For some reason I've never noticed why there are "thirty sayings" in a wisdom literature text. After some digging, I found out that these sayings are related to a thirty-chapter Egyptian work called the "Teaching of Amenemope." Without much further digging, as this blog is just the musings of a non-academic, it seems that Solomon was willing to model his work after Amenemope, whether for stylistic reasons, or, from what I've gathered, common sense reasons.
The Thirty Sayings divided between Proverbs 22, 23, and 24 have the same pattern of bits of wisdom, but each saying is a little more elaborate than what we saw from Proverbs 10 through some of 22. Those Proverbs as I've mentioned were observations on how life goes when you follow Wisdom or Folly. These Sayings, however, have more depth and mirror the first nine chapters of Proverbs.

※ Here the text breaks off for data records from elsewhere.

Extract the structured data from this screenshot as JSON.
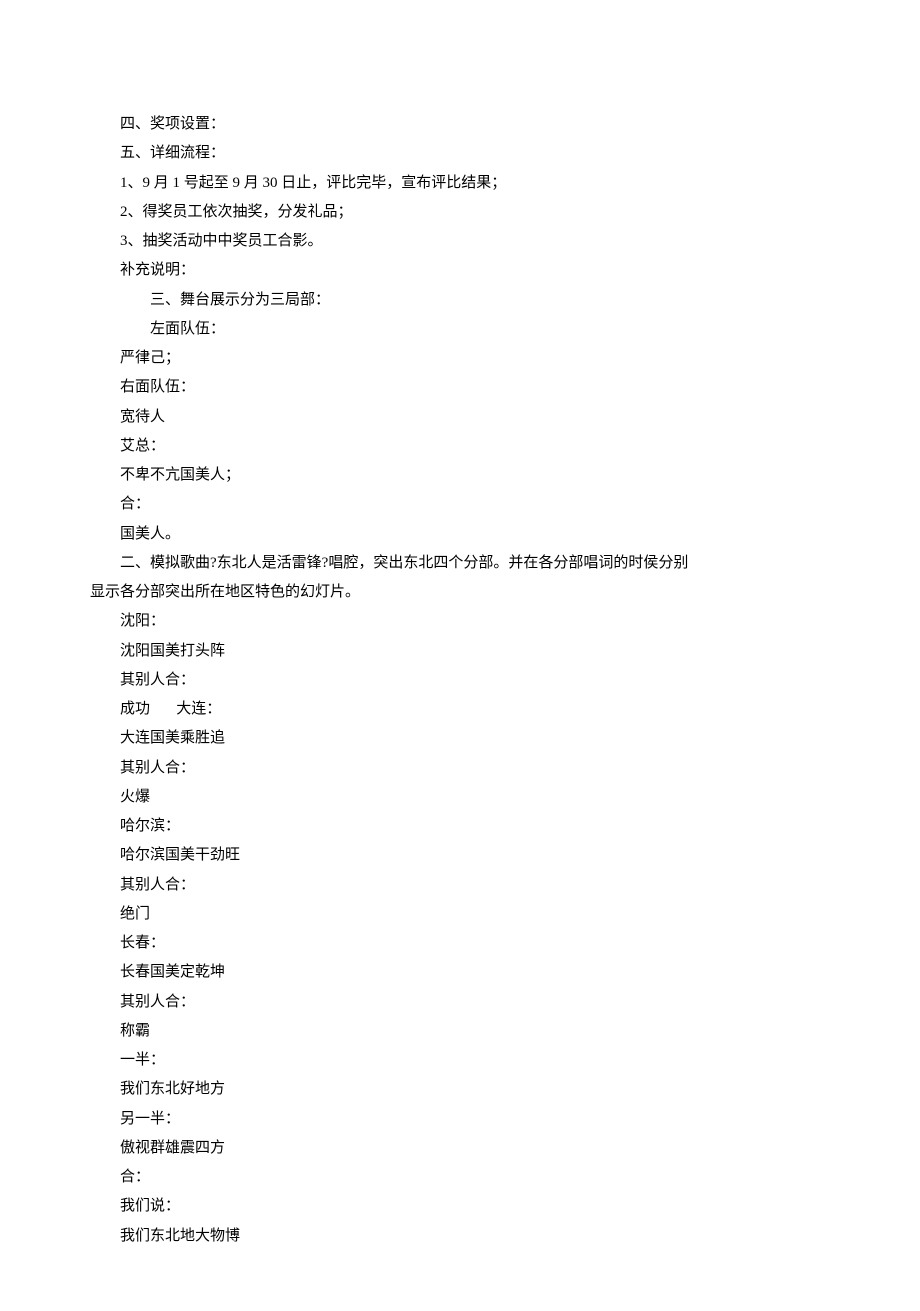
{
  "lines": [
    {
      "cls": "line",
      "text": "四、奖项设置："
    },
    {
      "cls": "line",
      "text": "五、详细流程："
    },
    {
      "cls": "line",
      "text": "1、9 月 1 号起至 9 月 30 日止，评比完毕，宣布评比结果；"
    },
    {
      "cls": "line",
      "text": "2、得奖员工依次抽奖，分发礼品；"
    },
    {
      "cls": "line",
      "text": "3、抽奖活动中中奖员工合影。"
    },
    {
      "cls": "line",
      "text": "补充说明："
    },
    {
      "cls": "line indent2",
      "text": "三、舞台展示分为三局部："
    },
    {
      "cls": "line indent2",
      "text": "左面队伍："
    },
    {
      "cls": "line",
      "text": "严律己；"
    },
    {
      "cls": "line",
      "text": "右面队伍："
    },
    {
      "cls": "line",
      "text": "宽待人"
    },
    {
      "cls": "line",
      "text": "艾总："
    },
    {
      "cls": "line",
      "text": "不卑不亢国美人；"
    },
    {
      "cls": "line",
      "text": "合："
    },
    {
      "cls": "line",
      "text": "国美人。"
    },
    {
      "cls": "line",
      "text": "二、模拟歌曲?东北人是活雷锋?唱腔，突出东北四个分部。并在各分部唱词的时侯分别"
    },
    {
      "cls": "line noindent",
      "text": "显示各分部突出所在地区特色的幻灯片。"
    },
    {
      "cls": "line",
      "text": "沈阳："
    },
    {
      "cls": "line",
      "text": "沈阳国美打头阵"
    },
    {
      "cls": "line",
      "text": "其别人合："
    },
    {
      "cls": "line",
      "text": "成功       大连："
    },
    {
      "cls": "line",
      "text": "大连国美乘胜追"
    },
    {
      "cls": "line",
      "text": "其别人合："
    },
    {
      "cls": "line",
      "text": "火爆"
    },
    {
      "cls": "line",
      "text": "哈尔滨："
    },
    {
      "cls": "line",
      "text": "哈尔滨国美干劲旺"
    },
    {
      "cls": "line",
      "text": "其别人合："
    },
    {
      "cls": "line",
      "text": "绝门"
    },
    {
      "cls": "line",
      "text": "长春："
    },
    {
      "cls": "line",
      "text": "长春国美定乾坤"
    },
    {
      "cls": "line",
      "text": "其别人合："
    },
    {
      "cls": "line",
      "text": "称霸"
    },
    {
      "cls": "line",
      "text": "一半："
    },
    {
      "cls": "line",
      "text": "我们东北好地方"
    },
    {
      "cls": "line",
      "text": "另一半："
    },
    {
      "cls": "line",
      "text": "傲视群雄震四方"
    },
    {
      "cls": "line",
      "text": "合："
    },
    {
      "cls": "line",
      "text": "我们说："
    },
    {
      "cls": "line",
      "text": "我们东北地大物博"
    }
  ]
}
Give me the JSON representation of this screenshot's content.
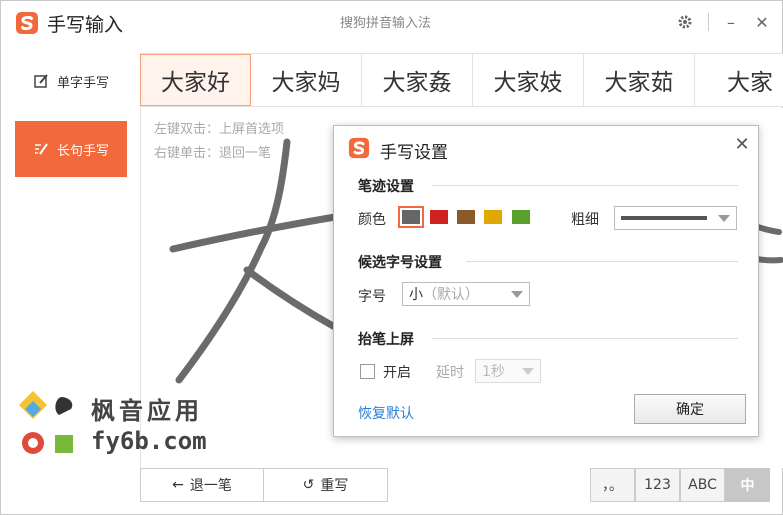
{
  "app": {
    "title": "手写输入",
    "center_title": "搜狗拼音输入法",
    "settings_icon": "gear-icon",
    "minimize_glyph": "–",
    "close_glyph": "✕",
    "brand_color": "#f26a3b"
  },
  "sidebar": {
    "items": [
      {
        "label": "单字手写",
        "icon": "single-char-edit-icon",
        "active": false
      },
      {
        "label": "长句手写",
        "icon": "sentence-write-icon",
        "active": true
      }
    ]
  },
  "candidates": [
    "大家好",
    "大家妈",
    "大家姦",
    "大家妓",
    "大家茹",
    "大家"
  ],
  "hints": {
    "left_dbl": "左键双击：上屏首选项",
    "right_click": "右键单击：退回一笔"
  },
  "bottom": {
    "undo_label": "退一笔",
    "undo_glyph": "←",
    "rewrite_label": "重写",
    "rewrite_glyph": "↺",
    "modes": [
      {
        "label": "，。",
        "active": false
      },
      {
        "label": "123",
        "active": false
      },
      {
        "label": "ABC",
        "active": false
      },
      {
        "label": "中",
        "active": true
      }
    ]
  },
  "watermark": {
    "line1": "枫音应用",
    "line2": "fy6b.com"
  },
  "dialog": {
    "title": "手写设置",
    "close_glyph": "✕",
    "stroke_section": "笔迹设置",
    "color_label": "颜色",
    "colors": [
      "#666666",
      "#cc2222",
      "#8a5a2b",
      "#e0a800",
      "#5aa02c"
    ],
    "selected_color_index": 0,
    "thickness_label": "粗细",
    "candidate_section": "候选字号设置",
    "size_label": "字号",
    "size_value": "小",
    "size_default": "（默认）",
    "lift_section": "抬笔上屏",
    "enable_label": "开启",
    "enable_checked": false,
    "delay_label": "延时",
    "delay_value": "1秒",
    "restore_label": "恢复默认",
    "ok_label": "确定"
  }
}
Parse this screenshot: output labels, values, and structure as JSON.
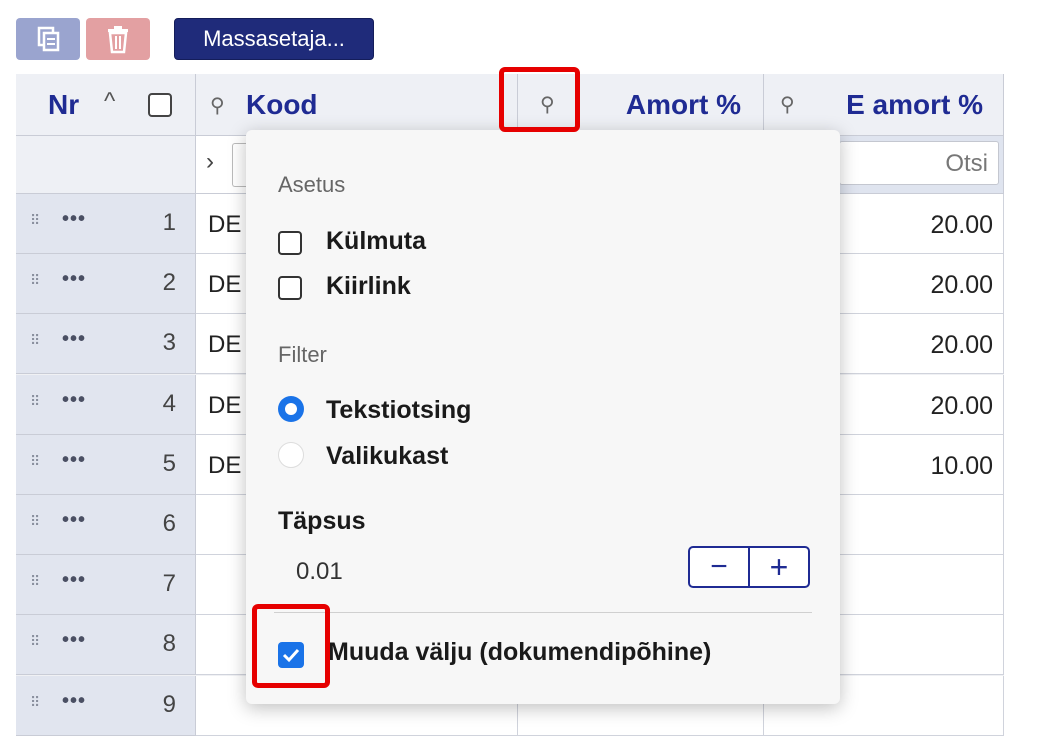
{
  "toolbar": {
    "copy_icon": "copy-icon",
    "delete_icon": "trash-icon",
    "mass_label": "Massasetaja..."
  },
  "header": {
    "nr": "Nr",
    "kood": "Kood",
    "amort": "Amort %",
    "e_amort": "E amort %"
  },
  "filter": {
    "search_placeholder": "Otsi"
  },
  "rows": [
    {
      "nr": "1",
      "kood": "DE",
      "e_amort": "20.00"
    },
    {
      "nr": "2",
      "kood": "DE",
      "e_amort": "20.00"
    },
    {
      "nr": "3",
      "kood": "DE",
      "e_amort": "20.00"
    },
    {
      "nr": "4",
      "kood": "DE",
      "e_amort": "20.00"
    },
    {
      "nr": "5",
      "kood": "DE",
      "e_amort": "10.00"
    },
    {
      "nr": "6",
      "kood": "",
      "e_amort": ""
    },
    {
      "nr": "7",
      "kood": "",
      "e_amort": ""
    },
    {
      "nr": "8",
      "kood": "",
      "e_amort": ""
    },
    {
      "nr": "9",
      "kood": "",
      "e_amort": ""
    }
  ],
  "popup": {
    "section_asetus": "Asetus",
    "kulmuta": "Külmuta",
    "kiirlink": "Kiirlink",
    "section_filter": "Filter",
    "tekstiotsing": "Tekstiotsing",
    "valikukast": "Valikukast",
    "tapsus_label": "Täpsus",
    "tapsus_value": "0.01",
    "minus": "−",
    "plus": "+",
    "muuda": "Muuda välju (dokumendipõhine)",
    "kulmuta_checked": false,
    "kiirlink_checked": false,
    "filter_selected": "Tekstiotsing",
    "muuda_checked": true
  },
  "colors": {
    "accent": "#1f2b93",
    "highlight": "#e60000",
    "radio": "#1a73e8"
  }
}
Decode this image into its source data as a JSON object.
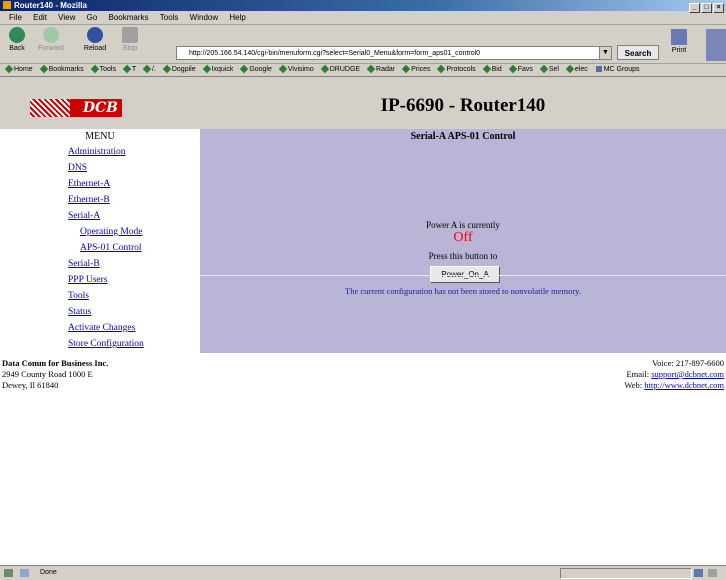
{
  "window": {
    "title": "Router140 - Mozilla",
    "controls": [
      "_",
      "□",
      "×"
    ]
  },
  "menubar": [
    "File",
    "Edit",
    "View",
    "Go",
    "Bookmarks",
    "Tools",
    "Window",
    "Help"
  ],
  "toolbar": {
    "back": "Back",
    "forward": "Forward",
    "reload": "Reload",
    "stop": "Stop",
    "url": "http://205.166.54.140/cgi-bin/menuform.cgi?select=Serial0_Menu&form=form_aps01_control0",
    "search": "Search",
    "print": "Print"
  },
  "bookmarks": [
    "Home",
    "Bookmarks",
    "Tools",
    "T",
    "/.",
    "Dogpile",
    "Ixquick",
    "Google",
    "Vivisimo",
    "DRUDGE",
    "Radar",
    "Prices",
    "Protocols",
    "Bid",
    "Favs",
    "Sel",
    "elec",
    "MC Groups"
  ],
  "logo": "DCB",
  "page_title": "IP-6690 - Router140",
  "menu": {
    "heading": "MENU",
    "items": [
      {
        "label": "Administration",
        "level": 1
      },
      {
        "label": "DNS",
        "level": 1
      },
      {
        "label": "Ethernet-A",
        "level": 1
      },
      {
        "label": "Ethernet-B",
        "level": 1
      },
      {
        "label": "Serial-A",
        "level": 1
      },
      {
        "label": "Operating Mode",
        "level": 2
      },
      {
        "label": "APS-01 Control",
        "level": 2
      },
      {
        "label": "Serial-B",
        "level": 1
      },
      {
        "label": "PPP Users",
        "level": 1
      },
      {
        "label": "Tools",
        "level": 1
      },
      {
        "label": "Status",
        "level": 1
      },
      {
        "label": "Activate Changes",
        "level": 1
      },
      {
        "label": "Store Configuration",
        "level": 1
      }
    ]
  },
  "panel": {
    "title": "Serial-A APS-01 Control",
    "power_label": "Power A is currently",
    "power_state": "Off",
    "press_label": "Press this button to",
    "button": "Power_On_A",
    "notice": "The current configuration has not been stored to nonvolatile memory."
  },
  "footer": {
    "company": "Data Comm for Business Inc.",
    "address1": "2949 County Road 1000 E",
    "address2": "Dewey, Il 61840",
    "voice": "Voice: 217-897-6600",
    "email_label": "Email:",
    "email": "support@dcbnet.com",
    "web_label": "Web:",
    "web": "http://www.dcbnet.com"
  },
  "status": {
    "text": "Done"
  }
}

The wisdom God gave Solomon was worth more than any treasure you can ever imagine. And yet, it's curious that these Sayings mirror a different, non-Israelite ancient text. Is this the Spirit of God saying that the wisdom of common sense isn't isolated to just Christians? Well, I hope so, because as this blog has mentioned earlier, we don't exactly corner the market on common sense.
Much of these Sayings are directed towards people in power, or in a position to do some good. Some of them say don't abuse your power (23:10-11), while others are saying don't mess with fools (23:9).
Now, the famous saying about disciplining your child with the rod is in this text. I'm not touching that, because I'm not a parent, and EVERYONE has an opinion on spanking children.
One verse definitely stood out:
"Do not let your heart envy sinners, but always be zealous for the fear of the LORD. There is surely a future hope for you, and your hope will not be cut off." v. 17-18Boom. Gospel.
At an institution like Gordon-Conwell, every single one of us knows we aren't doing this for the money. In fact, a friend here posted on Facebook an article about the earnings of every college major in the country. Where does Religious/Theology/Clerical education fall? Fifth from the BOTTOM.
It's easy for us to look at the other side and have that "Stone to Bread" moment and just give up.
But. Our reward is our identity in Jesus, and the hope he has given us for a new life with the Father through his Spirit. That such excellent news.
Here's to the last week of my 20s.